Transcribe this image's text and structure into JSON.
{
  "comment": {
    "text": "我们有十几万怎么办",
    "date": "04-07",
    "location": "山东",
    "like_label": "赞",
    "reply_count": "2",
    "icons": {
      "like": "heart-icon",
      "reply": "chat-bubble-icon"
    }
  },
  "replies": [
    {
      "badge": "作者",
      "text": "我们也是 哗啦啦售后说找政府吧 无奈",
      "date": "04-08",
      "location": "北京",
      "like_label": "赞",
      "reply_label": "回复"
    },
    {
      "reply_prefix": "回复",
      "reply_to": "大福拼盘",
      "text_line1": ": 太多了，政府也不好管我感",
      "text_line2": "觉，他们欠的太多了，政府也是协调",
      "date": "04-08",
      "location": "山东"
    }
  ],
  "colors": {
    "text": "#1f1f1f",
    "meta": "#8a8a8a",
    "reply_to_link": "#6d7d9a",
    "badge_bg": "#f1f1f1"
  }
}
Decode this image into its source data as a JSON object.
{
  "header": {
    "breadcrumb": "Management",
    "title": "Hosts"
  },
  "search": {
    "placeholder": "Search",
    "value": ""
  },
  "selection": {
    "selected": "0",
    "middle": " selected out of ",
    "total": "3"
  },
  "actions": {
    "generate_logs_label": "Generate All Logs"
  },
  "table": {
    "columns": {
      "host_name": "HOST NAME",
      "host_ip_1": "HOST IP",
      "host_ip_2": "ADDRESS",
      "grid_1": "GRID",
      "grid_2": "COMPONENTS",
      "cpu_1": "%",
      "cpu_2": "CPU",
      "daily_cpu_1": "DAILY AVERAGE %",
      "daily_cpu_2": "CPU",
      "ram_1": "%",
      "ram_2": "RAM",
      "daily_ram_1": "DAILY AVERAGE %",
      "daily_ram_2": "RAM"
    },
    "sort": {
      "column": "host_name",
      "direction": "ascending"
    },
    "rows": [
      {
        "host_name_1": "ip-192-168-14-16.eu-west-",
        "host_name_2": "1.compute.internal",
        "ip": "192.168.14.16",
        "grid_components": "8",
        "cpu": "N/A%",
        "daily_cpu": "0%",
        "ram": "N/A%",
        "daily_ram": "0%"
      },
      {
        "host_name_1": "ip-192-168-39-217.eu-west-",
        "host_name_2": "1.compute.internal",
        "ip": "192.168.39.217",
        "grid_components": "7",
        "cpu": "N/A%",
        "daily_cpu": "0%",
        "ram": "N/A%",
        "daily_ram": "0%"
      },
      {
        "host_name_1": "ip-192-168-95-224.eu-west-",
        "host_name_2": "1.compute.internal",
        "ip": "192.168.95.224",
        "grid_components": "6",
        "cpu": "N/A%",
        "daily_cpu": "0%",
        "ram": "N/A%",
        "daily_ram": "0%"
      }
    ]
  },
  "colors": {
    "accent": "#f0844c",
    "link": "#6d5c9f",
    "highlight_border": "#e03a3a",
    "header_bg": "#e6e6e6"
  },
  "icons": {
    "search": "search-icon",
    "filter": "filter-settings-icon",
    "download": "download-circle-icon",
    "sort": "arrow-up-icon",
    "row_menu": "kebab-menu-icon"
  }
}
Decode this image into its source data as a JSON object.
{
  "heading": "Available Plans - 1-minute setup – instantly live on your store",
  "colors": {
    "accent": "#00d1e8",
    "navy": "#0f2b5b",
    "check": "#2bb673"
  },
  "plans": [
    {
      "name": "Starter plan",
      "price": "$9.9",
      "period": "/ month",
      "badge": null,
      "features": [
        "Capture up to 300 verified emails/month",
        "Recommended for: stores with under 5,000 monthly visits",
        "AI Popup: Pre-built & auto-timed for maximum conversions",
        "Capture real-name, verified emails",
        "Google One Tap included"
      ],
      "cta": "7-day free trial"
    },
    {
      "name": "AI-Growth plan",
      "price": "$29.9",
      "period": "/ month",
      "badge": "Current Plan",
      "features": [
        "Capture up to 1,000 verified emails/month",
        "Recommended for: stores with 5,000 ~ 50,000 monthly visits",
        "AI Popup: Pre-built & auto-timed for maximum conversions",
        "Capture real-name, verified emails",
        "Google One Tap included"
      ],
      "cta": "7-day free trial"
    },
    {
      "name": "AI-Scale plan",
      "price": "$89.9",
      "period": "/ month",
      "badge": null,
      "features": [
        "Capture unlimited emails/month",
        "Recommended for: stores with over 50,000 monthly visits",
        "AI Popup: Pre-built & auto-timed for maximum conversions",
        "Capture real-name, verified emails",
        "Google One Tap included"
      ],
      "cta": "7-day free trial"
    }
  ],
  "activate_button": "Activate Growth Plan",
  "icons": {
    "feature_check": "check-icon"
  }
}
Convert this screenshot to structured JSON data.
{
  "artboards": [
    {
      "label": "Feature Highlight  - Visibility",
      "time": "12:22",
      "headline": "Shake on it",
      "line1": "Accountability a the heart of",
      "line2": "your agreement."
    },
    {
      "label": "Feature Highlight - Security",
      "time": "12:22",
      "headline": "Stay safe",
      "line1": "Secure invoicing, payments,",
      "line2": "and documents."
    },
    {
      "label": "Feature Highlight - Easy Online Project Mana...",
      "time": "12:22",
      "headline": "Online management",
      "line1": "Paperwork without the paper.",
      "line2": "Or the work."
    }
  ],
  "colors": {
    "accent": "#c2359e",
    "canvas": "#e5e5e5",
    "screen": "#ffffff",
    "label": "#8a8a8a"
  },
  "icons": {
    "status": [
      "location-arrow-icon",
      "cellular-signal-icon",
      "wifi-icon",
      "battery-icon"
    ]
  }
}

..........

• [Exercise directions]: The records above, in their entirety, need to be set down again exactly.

• [Response]:
Transcribe this image's text and structure into JSON.
{
  "comment": {
    "text": "我们有十几万怎么办",
    "date": "04-07",
    "location": "山东",
    "like_label": "赞",
    "reply_count": "2",
    "icons": {
      "like": "heart-icon",
      "reply": "chat-bubble-icon"
    }
  },
  "replies": [
    {
      "badge": "作者",
      "text": "我们也是 哗啦啦售后说找政府吧 无奈",
      "date": "04-08",
      "location": "北京",
      "like_label": "赞",
      "reply_label": "回复"
    },
    {
      "reply_prefix": "回复",
      "reply_to": "大福拼盘",
      "text_line1": ": 太多了，政府也不好管我感",
      "text_line2": "觉，他们欠的太多了，政府也是协调",
      "date": "04-08",
      "location": "山东"
    }
  ],
  "colors": {
    "text": "#1f1f1f",
    "meta": "#8a8a8a",
    "reply_to_link": "#6d7d9a",
    "badge_bg": "#f1f1f1"
  }
}
Decode this image into its source data as a JSON object.
{
  "header": {
    "breadcrumb": "Management",
    "title": "Hosts"
  },
  "search": {
    "placeholder": "Search",
    "value": ""
  },
  "selection": {
    "selected": "0",
    "middle": " selected out of ",
    "total": "3"
  },
  "actions": {
    "generate_logs_label": "Generate All Logs"
  },
  "table": {
    "columns": {
      "host_name": "HOST NAME",
      "host_ip_1": "HOST IP",
      "host_ip_2": "ADDRESS",
      "grid_1": "GRID",
      "grid_2": "COMPONENTS",
      "cpu_1": "%",
      "cpu_2": "CPU",
      "daily_cpu_1": "DAILY AVERAGE %",
      "daily_cpu_2": "CPU",
      "ram_1": "%",
      "ram_2": "RAM",
      "daily_ram_1": "DAILY AVERAGE %",
      "daily_ram_2": "RAM"
    },
    "sort": {
      "column": "host_name",
      "direction": "ascending"
    },
    "rows": [
      {
        "host_name_1": "ip-192-168-14-16.eu-west-",
        "host_name_2": "1.compute.internal",
        "ip": "192.168.14.16",
        "grid_components": "8",
        "cpu": "N/A%",
        "daily_cpu": "0%",
        "ram": "N/A%",
        "daily_ram": "0%"
      },
      {
        "host_name_1": "ip-192-168-39-217.eu-west-",
        "host_name_2": "1.compute.internal",
        "ip": "192.168.39.217",
        "grid_components": "7",
        "cpu": "N/A%",
        "daily_cpu": "0%",
        "ram": "N/A%",
        "daily_ram": "0%"
      },
      {
        "host_name_1": "ip-192-168-95-224.eu-west-",
        "host_name_2": "1.compute.internal",
        "ip": "192.168.95.224",
        "grid_components": "6",
        "cpu": "N/A%",
        "daily_cpu": "0%",
        "ram": "N/A%",
        "daily_ram": "0%"
      }
    ]
  },
  "colors": {
    "accent": "#f0844c",
    "link": "#6d5c9f",
    "highlight_border": "#e03a3a",
    "header_bg": "#e6e6e6"
  },
  "icons": {
    "search": "search-icon",
    "filter": "filter-settings-icon",
    "download": "download-circle-icon",
    "sort": "arrow-up-icon",
    "row_menu": "kebab-menu-icon"
  }
}
Decode this image into its source data as a JSON object.
{
  "heading": "Available Plans - 1-minute setup – instantly live on your store",
  "colors": {
    "accent": "#00d1e8",
    "navy": "#0f2b5b",
    "check": "#2bb673"
  },
  "plans": [
    {
      "name": "Starter plan",
      "price": "$9.9",
      "period": "/ month",
      "badge": null,
      "features": [
        "Capture up to 300 verified emails/month",
        "Recommended for: stores with under 5,000 monthly visits",
        "AI Popup: Pre-built & auto-timed for maximum conversions",
        "Capture real-name, verified emails",
        "Google One Tap included"
      ],
      "cta": "7-day free trial"
    },
    {
      "name": "AI-Growth plan",
      "price": "$29.9",
      "period": "/ month",
      "badge": "Current Plan",
      "features": [
        "Capture up to 1,000 verified emails/month",
        "Recommended for: stores with 5,000 ~ 50,000 monthly visits",
        "AI Popup: Pre-built & auto-timed for maximum conversions",
        "Capture real-name, verified emails",
        "Google One Tap included"
      ],
      "cta": "7-day free trial"
    },
    {
      "name": "AI-Scale plan",
      "price": "$89.9",
      "period": "/ month",
      "badge": null,
      "features": [
        "Capture unlimited emails/month",
        "Recommended for: stores with over 50,000 monthly visits",
        "AI Popup: Pre-built & auto-timed for maximum conversions",
        "Capture real-name, verified emails",
        "Google One Tap included"
      ],
      "cta": "7-day free trial"
    }
  ],
  "activate_button": "Activate Growth Plan",
  "icons": {
    "feature_check": "check-icon"
  }
}
Convert this screenshot to structured JSON data.
{
  "artboards": [
    {
      "label": "Feature Highlight  - Visibility",
      "time": "12:22",
      "headline": "Shake on it",
      "line1": "Accountability a the heart of",
      "line2": "your agreement."
    },
    {
      "label": "Feature Highlight - Security",
      "time": "12:22",
      "headline": "Stay safe",
      "line1": "Secure invoicing, payments,",
      "line2": "and documents."
    },
    {
      "label": "Feature Highlight - Easy Online Project Mana...",
      "time": "12:22",
      "headline": "Online management",
      "line1": "Paperwork without the paper.",
      "line2": "Or the work."
    }
  ],
  "colors": {
    "accent": "#c2359e",
    "canvas": "#e5e5e5",
    "screen": "#ffffff",
    "label": "#8a8a8a"
  },
  "icons": {
    "status": [
      "location-arrow-icon",
      "cellular-signal-icon",
      "wifi-icon",
      "battery-icon"
    ]
  }
}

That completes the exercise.